There are a few really stubborn mistakes I just can’t seem to get past. They crop up again and again, and I never get around to addressing them because they are boring and too obscure to be easily addressed by googling “How to do ____ in Portuguese”. I think if I could sort them out a lot of the baseline problems with my sentence-construction would be sorted and I’d be a much stronger speaker.
Little Fiddly Words In Front of Infinitives
Infinitives are the definitive forms of a verb, normally translated as “to be”, “to know”, “to do” and so on. Because of this, when I write one in portuguese I expect it to not need anything in front of it but sometimes it does and sometimes it doesn’t. About the only rules here are to do with Gostar and Precisar, each of which takes a “de” after it
Ter can have a “que” or a “de”, depending what you’re doing and in other cases it might have an “a”, a “para” or just nothing.

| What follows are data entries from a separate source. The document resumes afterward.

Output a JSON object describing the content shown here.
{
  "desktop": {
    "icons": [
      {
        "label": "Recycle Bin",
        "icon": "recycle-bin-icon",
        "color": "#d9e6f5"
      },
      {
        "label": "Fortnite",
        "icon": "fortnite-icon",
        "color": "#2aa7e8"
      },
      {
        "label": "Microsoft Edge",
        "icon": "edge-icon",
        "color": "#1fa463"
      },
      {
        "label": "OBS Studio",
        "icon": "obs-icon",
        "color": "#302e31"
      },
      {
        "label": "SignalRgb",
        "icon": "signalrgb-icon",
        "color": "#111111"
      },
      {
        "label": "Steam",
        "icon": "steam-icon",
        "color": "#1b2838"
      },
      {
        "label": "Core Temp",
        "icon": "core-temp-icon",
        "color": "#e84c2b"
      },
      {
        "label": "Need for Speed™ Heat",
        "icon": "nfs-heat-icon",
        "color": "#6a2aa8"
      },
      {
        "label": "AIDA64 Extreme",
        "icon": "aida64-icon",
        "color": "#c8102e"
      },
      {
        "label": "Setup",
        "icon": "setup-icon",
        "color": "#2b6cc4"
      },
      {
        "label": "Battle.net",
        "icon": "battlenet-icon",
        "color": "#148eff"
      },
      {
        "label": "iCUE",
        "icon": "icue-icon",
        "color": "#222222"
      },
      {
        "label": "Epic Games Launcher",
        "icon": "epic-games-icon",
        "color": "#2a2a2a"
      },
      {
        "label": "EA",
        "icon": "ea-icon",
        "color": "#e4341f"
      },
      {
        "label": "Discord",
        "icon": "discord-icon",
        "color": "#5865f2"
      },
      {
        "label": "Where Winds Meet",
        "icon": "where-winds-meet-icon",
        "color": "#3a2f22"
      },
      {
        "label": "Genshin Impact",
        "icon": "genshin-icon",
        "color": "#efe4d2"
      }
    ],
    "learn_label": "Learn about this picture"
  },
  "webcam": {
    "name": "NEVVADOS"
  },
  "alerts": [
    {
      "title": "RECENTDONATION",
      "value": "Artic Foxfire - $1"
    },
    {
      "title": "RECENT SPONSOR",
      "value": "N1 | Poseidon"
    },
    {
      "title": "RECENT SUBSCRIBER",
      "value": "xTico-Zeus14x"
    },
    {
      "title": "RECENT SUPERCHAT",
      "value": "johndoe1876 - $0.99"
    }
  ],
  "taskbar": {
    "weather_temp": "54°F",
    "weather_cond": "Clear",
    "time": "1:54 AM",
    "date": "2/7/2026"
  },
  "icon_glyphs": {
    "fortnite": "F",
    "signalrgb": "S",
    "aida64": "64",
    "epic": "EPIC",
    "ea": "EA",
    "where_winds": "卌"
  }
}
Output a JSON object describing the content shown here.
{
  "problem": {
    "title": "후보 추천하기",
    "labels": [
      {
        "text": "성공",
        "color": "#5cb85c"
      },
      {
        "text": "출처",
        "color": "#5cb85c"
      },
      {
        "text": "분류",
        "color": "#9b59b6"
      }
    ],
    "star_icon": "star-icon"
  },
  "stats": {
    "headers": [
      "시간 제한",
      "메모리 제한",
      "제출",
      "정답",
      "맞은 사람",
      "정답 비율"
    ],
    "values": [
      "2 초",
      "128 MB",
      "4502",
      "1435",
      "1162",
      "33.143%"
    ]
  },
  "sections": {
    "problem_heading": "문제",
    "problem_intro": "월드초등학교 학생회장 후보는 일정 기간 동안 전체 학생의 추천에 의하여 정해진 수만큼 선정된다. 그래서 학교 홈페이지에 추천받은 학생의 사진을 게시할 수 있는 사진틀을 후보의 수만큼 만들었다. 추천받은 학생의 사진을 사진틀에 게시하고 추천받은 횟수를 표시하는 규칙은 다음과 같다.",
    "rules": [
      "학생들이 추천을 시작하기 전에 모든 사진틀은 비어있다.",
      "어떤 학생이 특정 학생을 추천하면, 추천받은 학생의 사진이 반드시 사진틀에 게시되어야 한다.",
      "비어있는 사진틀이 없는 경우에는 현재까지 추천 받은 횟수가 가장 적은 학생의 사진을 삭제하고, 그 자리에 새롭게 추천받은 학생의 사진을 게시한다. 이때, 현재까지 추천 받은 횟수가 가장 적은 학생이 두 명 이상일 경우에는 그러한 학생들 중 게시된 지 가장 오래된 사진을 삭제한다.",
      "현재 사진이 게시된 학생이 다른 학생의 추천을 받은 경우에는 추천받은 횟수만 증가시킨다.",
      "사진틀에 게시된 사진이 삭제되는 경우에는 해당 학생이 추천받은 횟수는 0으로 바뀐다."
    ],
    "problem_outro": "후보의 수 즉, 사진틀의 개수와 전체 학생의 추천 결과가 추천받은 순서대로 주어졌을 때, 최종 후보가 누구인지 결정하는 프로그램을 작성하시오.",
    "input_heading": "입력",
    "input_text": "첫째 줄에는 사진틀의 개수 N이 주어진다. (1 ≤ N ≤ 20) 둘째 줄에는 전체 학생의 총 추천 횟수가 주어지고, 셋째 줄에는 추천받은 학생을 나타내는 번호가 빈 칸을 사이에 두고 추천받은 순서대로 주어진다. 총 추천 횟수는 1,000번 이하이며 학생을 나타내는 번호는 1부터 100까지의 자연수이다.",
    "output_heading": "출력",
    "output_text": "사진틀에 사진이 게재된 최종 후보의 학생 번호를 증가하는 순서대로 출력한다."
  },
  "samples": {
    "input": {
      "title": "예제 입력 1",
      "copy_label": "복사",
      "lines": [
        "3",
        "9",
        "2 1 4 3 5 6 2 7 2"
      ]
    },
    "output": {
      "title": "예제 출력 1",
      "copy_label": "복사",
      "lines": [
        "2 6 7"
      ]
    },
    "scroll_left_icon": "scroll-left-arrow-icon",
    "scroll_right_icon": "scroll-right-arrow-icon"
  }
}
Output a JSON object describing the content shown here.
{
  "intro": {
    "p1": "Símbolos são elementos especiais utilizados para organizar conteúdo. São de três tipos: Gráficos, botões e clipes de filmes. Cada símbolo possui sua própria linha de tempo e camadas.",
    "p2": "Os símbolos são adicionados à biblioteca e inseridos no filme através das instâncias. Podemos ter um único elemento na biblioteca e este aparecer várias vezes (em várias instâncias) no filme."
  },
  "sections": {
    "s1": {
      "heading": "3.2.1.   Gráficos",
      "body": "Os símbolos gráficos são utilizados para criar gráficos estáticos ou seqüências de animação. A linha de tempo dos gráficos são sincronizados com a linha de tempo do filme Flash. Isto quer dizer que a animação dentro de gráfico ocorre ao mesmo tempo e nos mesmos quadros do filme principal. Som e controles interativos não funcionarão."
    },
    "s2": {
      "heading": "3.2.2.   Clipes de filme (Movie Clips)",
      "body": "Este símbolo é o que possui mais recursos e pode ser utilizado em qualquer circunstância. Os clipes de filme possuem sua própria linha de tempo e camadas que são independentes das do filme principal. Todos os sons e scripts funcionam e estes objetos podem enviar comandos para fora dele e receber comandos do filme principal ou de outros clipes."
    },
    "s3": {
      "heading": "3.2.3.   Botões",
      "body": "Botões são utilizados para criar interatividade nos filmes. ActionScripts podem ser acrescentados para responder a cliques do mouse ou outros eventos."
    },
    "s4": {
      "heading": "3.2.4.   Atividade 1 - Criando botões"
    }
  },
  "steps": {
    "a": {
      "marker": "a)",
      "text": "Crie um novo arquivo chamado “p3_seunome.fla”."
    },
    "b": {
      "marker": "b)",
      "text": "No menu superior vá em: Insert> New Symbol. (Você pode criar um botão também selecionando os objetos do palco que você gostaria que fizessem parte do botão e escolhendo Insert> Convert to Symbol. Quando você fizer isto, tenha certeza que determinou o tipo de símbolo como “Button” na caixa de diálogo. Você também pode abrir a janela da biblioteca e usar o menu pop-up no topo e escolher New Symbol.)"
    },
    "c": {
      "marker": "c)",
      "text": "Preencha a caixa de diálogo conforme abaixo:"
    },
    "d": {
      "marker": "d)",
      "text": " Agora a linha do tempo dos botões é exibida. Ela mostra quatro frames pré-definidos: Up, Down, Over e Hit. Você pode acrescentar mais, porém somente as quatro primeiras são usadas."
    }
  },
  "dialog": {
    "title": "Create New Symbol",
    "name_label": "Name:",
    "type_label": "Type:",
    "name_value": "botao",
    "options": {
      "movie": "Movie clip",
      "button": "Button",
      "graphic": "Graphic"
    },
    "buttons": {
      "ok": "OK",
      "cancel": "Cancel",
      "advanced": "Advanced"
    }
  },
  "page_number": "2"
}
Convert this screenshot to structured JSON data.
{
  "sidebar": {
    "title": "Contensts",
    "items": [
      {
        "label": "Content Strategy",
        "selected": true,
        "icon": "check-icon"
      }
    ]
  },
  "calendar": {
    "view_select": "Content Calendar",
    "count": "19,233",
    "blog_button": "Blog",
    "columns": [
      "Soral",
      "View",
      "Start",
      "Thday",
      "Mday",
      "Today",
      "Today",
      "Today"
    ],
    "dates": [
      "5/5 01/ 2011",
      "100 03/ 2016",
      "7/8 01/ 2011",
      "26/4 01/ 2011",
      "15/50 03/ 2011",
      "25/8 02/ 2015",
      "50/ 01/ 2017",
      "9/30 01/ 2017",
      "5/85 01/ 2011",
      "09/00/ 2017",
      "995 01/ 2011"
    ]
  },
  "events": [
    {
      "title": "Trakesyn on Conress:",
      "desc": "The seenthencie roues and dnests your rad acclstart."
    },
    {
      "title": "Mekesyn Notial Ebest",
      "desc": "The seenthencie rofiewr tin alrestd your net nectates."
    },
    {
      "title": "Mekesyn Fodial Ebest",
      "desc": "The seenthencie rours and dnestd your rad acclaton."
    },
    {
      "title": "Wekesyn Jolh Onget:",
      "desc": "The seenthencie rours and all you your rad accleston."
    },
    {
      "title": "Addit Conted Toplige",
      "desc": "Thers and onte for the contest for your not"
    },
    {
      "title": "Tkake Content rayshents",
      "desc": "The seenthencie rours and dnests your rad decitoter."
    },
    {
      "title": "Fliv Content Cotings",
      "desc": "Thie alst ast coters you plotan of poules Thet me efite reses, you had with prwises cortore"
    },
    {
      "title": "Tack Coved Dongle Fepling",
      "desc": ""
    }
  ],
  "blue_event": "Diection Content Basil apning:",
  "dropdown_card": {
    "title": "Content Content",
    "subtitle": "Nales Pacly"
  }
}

I need to get to the bottom of this and work out how it works once and for all.
Genders of Nouns
I think I’m right about 80% of the time but that’s not enough. Difficult to think how to do this without biting the bullet and learning them by rote. I considered making little stickers with lipstick on some and a moustache on others and sticking them on all the objects in my house, but that wouldn’t help me with abstract nouns. Have you ever tried sticking a moustache on despair?
Reflexive and Pseudo-Reflexive Verbs
First of all: there seem to be a hell of a lot of reflexive verbs – far more than in french – and I sometimes come across verbs that look like they have a reflexive pronoun but aren’t actually reflexive. They seem to be something to do with the passive voice – e.g. sabe-se que = “it is known that…” and yet my grammar book doesn’t show that as a way of constructing the passive voice. This sounds like one I will have to ask a teacher about.
Awkward Irregular Verbs
Things like Ser, Ir and Estar are easy because they get so much attention. The real killers are things like Dar, Pôr and of course the terrible twins, ver and vir, because they irregular and fairly common but not so common that you get a real familiarity with them day-to-day. I printed these buggers out ages ago, thinking I would just bruteforce it all into my head but somehow, whenever I think about it, there always seems to be something more pressing like picking fluff of the carpet with my bare hands, arranging my socks alphabetically or playing the national anthem on the teeth of a comb. Important stuff, you know.
So that’s what I’ll be working on this week in addition to my Hot Summer Reading. I’ll probably write blog posts about some of them as a way of motivating myself and getting them to stick.